First, each student was provided individually with the distribution of one variable fromone sales area (a different distribution for each student per class); subsequently each studentwas asked to write a brief summary of the information he or she received (step 1). Next, Iformed groups of three students, with each of them having studied the same variable in adifferent area, and I asked each group to summarise the information it had received bycomparing the three distributions of the same variable in the three different samples (step2). In this way, they were able to consider two types of variability, within a group andbetween groups. Then I built new groups of six students, each of them having differentinformation about one variable (among six) in all three sales areas (step 3). In the final
phase, I asked the students (in groups of three, as in step 2) to make a final decision aboutthe area they would choose by analysing all available data simultaneously (step 4).
I assumed that steps 1 and 2 were closer to school practice, and steps 3 and 4 were closerto professional practice, with step 3 more typical of a situation faced by a salesperson andstep 4 being a situation typically faced by a manager.
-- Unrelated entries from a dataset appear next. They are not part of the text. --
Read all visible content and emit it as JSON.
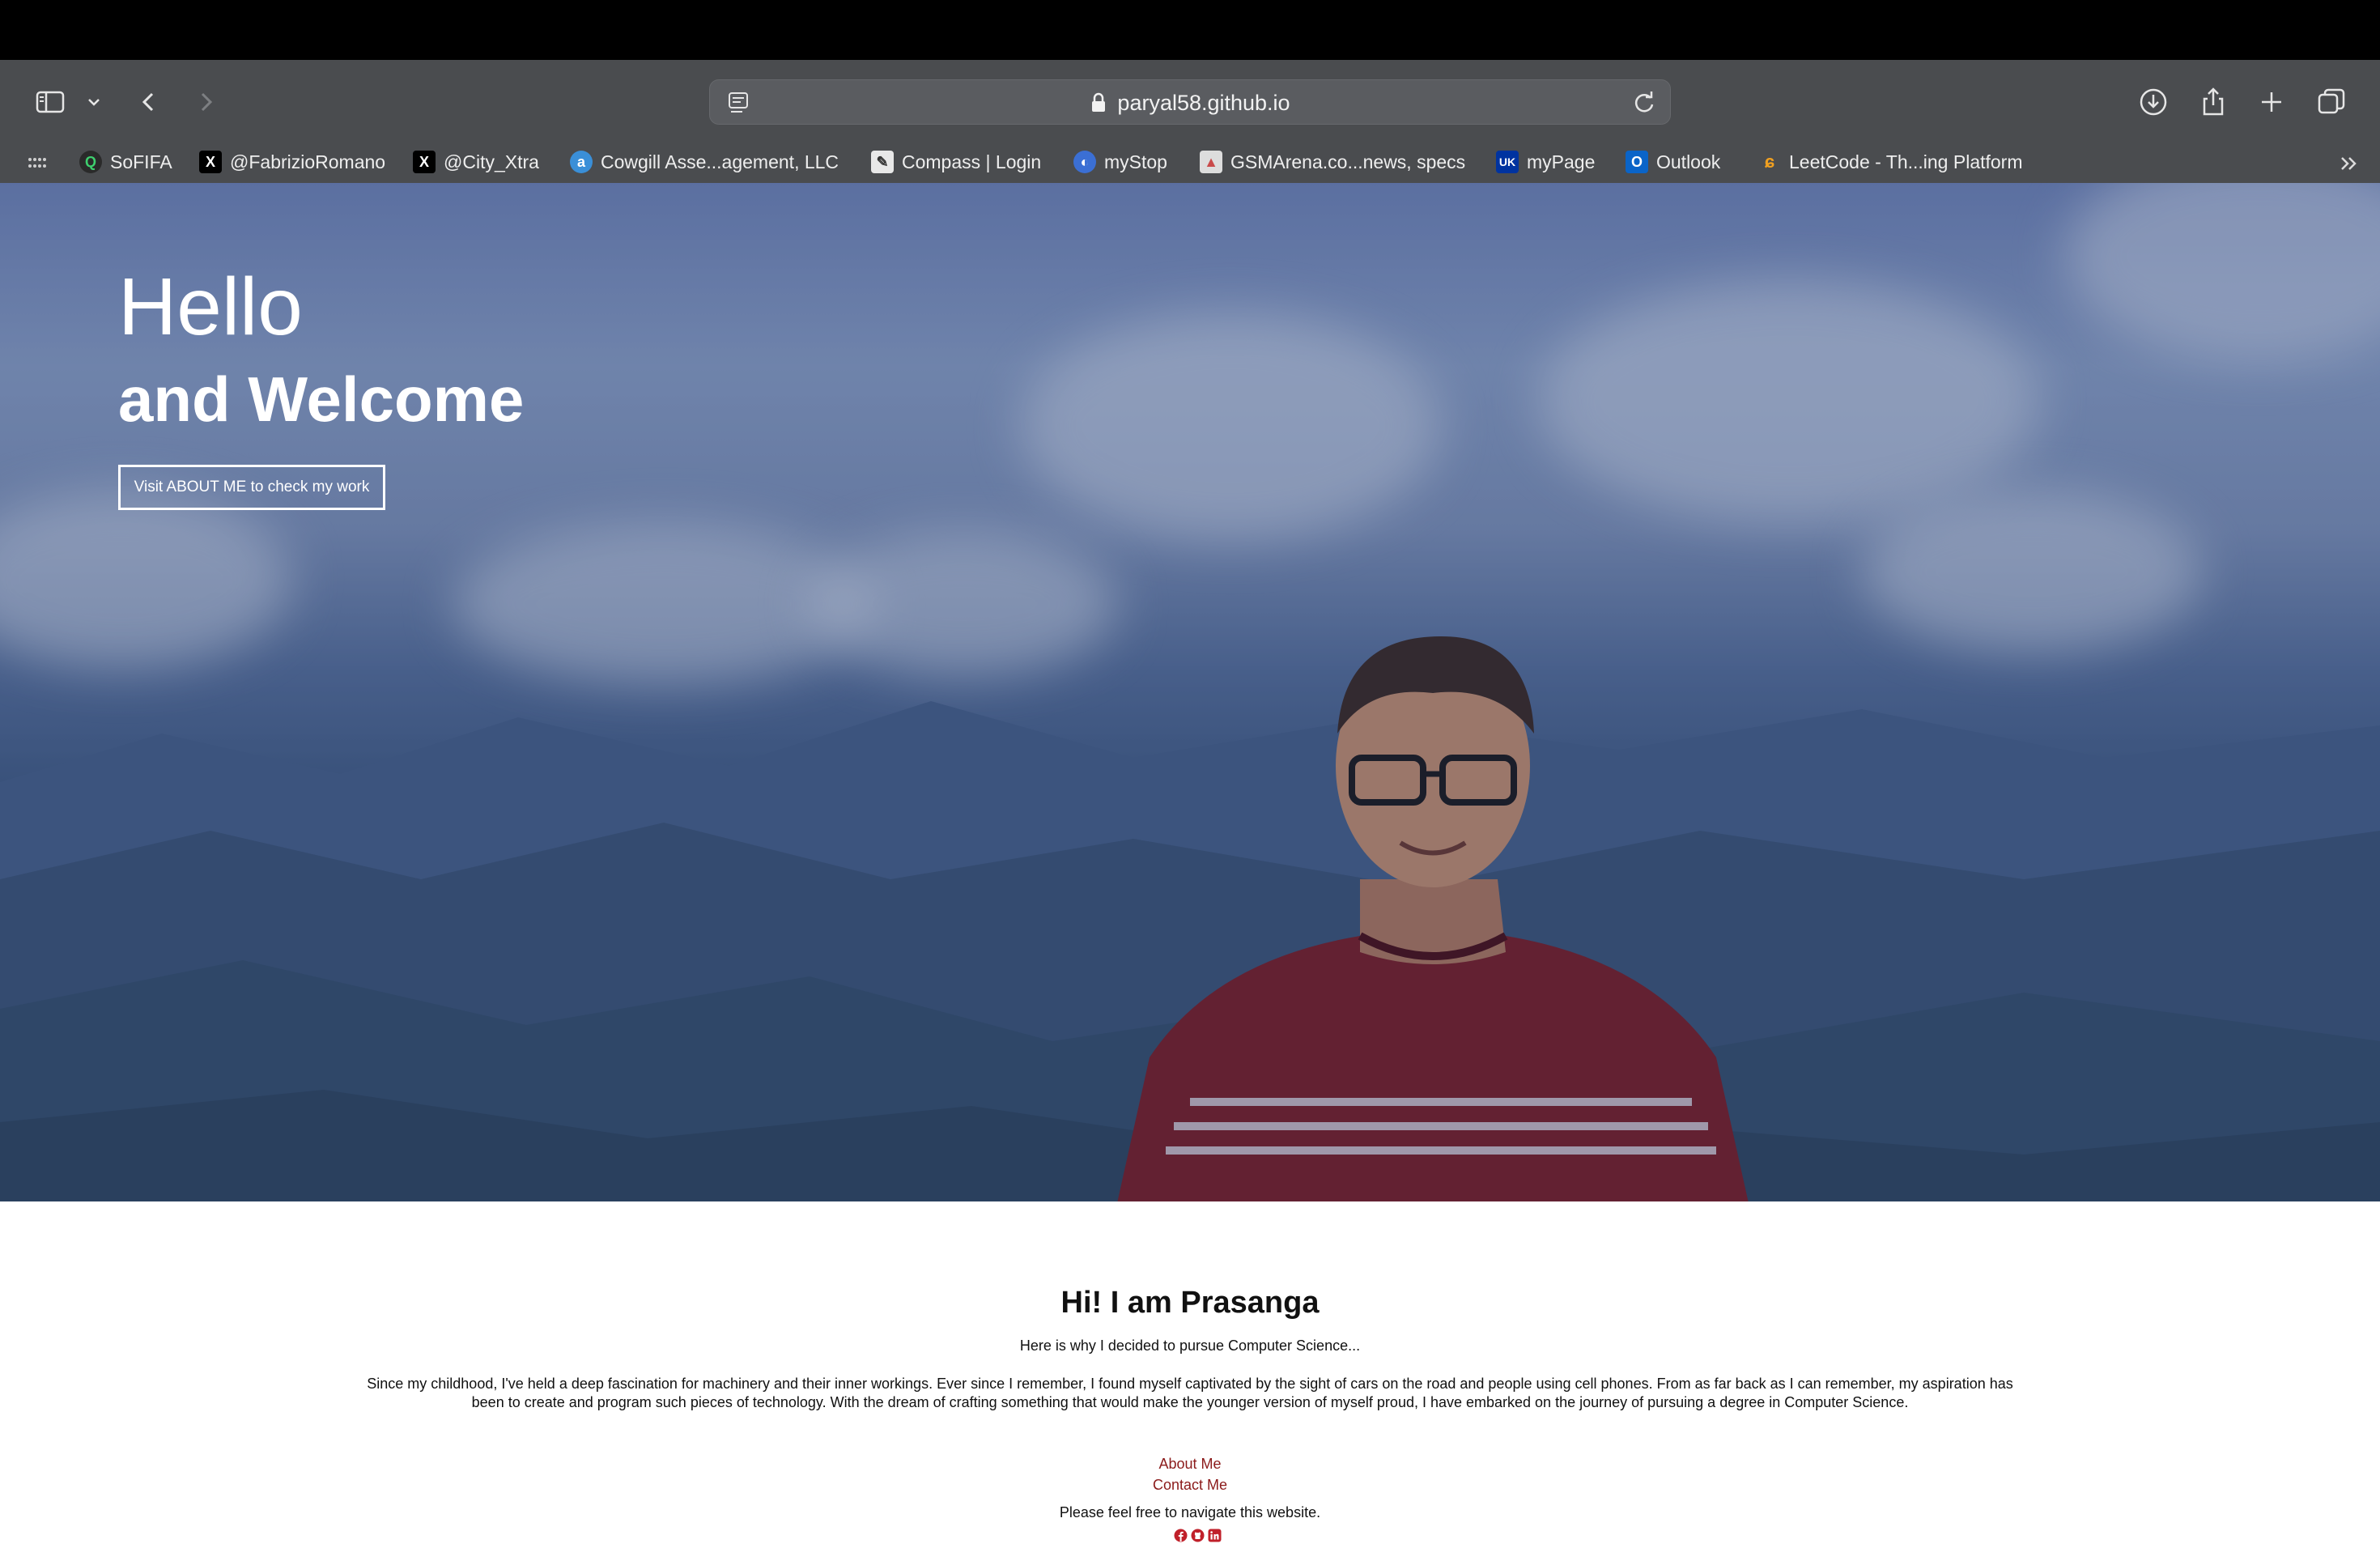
{
  "browser": {
    "url": "paryal58.github.io",
    "bookmarks": [
      {
        "label": "SoFIFA",
        "icon": "sofifa-icon",
        "color": "#1f9d55",
        "glyph": "Q"
      },
      {
        "label": "@FabrizioRomano",
        "icon": "x-icon",
        "color": "#000000",
        "glyph": "X"
      },
      {
        "label": "@City_Xtra",
        "icon": "x-icon",
        "color": "#000000",
        "glyph": "X"
      },
      {
        "label": "Cowgill Asse...agement, LLC",
        "icon": "cowgill-icon",
        "color": "#3a8fd8",
        "glyph": "a"
      },
      {
        "label": "Compass | Login",
        "icon": "compass-icon",
        "color": "#e8e8e8",
        "glyph": ""
      },
      {
        "label": "myStop",
        "icon": "mystop-icon",
        "color": "#3b6fd4",
        "glyph": ""
      },
      {
        "label": "GSMArena.co...news, specs",
        "icon": "gsmarena-icon",
        "color": "#c94a4a",
        "glyph": ""
      },
      {
        "label": "myPage",
        "icon": "uk-icon",
        "color": "#0033a0",
        "glyph": "UK"
      },
      {
        "label": "Outlook",
        "icon": "outlook-icon",
        "color": "#0a64c8",
        "glyph": "O"
      },
      {
        "label": "LeetCode - Th...ing Platform",
        "icon": "leetcode-icon",
        "color": "#f0a020",
        "glyph": ""
      }
    ]
  },
  "hero": {
    "title": "Hello",
    "subtitle": "and Welcome",
    "button": "Visit ABOUT ME to check my work"
  },
  "content": {
    "title": "Hi! I am Prasanga",
    "subtitle": "Here is why I decided to pursue Computer Science...",
    "paragraph": "Since my childhood, I've held a deep fascination for machinery and their inner workings. Ever since I remember, I found myself captivated by the sight of cars on the road and people using cell phones. From as far back as I can remember, my aspiration has been to create and program such pieces of technology. With the dream of crafting something that would make the younger version of myself proud, I have embarked on the journey of pursuing a degree in Computer Science.",
    "link_about": "About Me",
    "link_contact": "Contact Me",
    "nav_note": "Please feel free to navigate this website.",
    "socials": [
      "facebook-icon",
      "github-icon",
      "linkedin-icon"
    ]
  },
  "colors": {
    "link": "#8b1a1a",
    "chrome": "#4a4c4f"
  }
}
Thus I expected that, consistent withmy hypothesis, students using results from steps 1 and 2 (the school part) would be led toconfront both types of knowledge at steps 3 and 4 (the professional part), and that thiswould enable me to gain some insight into the way they linked statistical knowledge withworkplace experience.
More specifically, I assumed that:
(H1) Students would refer more to school knowledge at steps 1 and 2 and more toprofessional workplace knowledge at steps 3 and 4;
(H2) Passing from step 1 to step 2, but also from step 3 to step 4, would help students tomove from a local to a global point of view;
(H3) Step 4 would lead students to integrate both types of knowledge, as they had tomake their final decision according to what they had done at steps 1 to 3.
2.2 Experimental procedure
Since I wanted to gain insight into students' conceptio...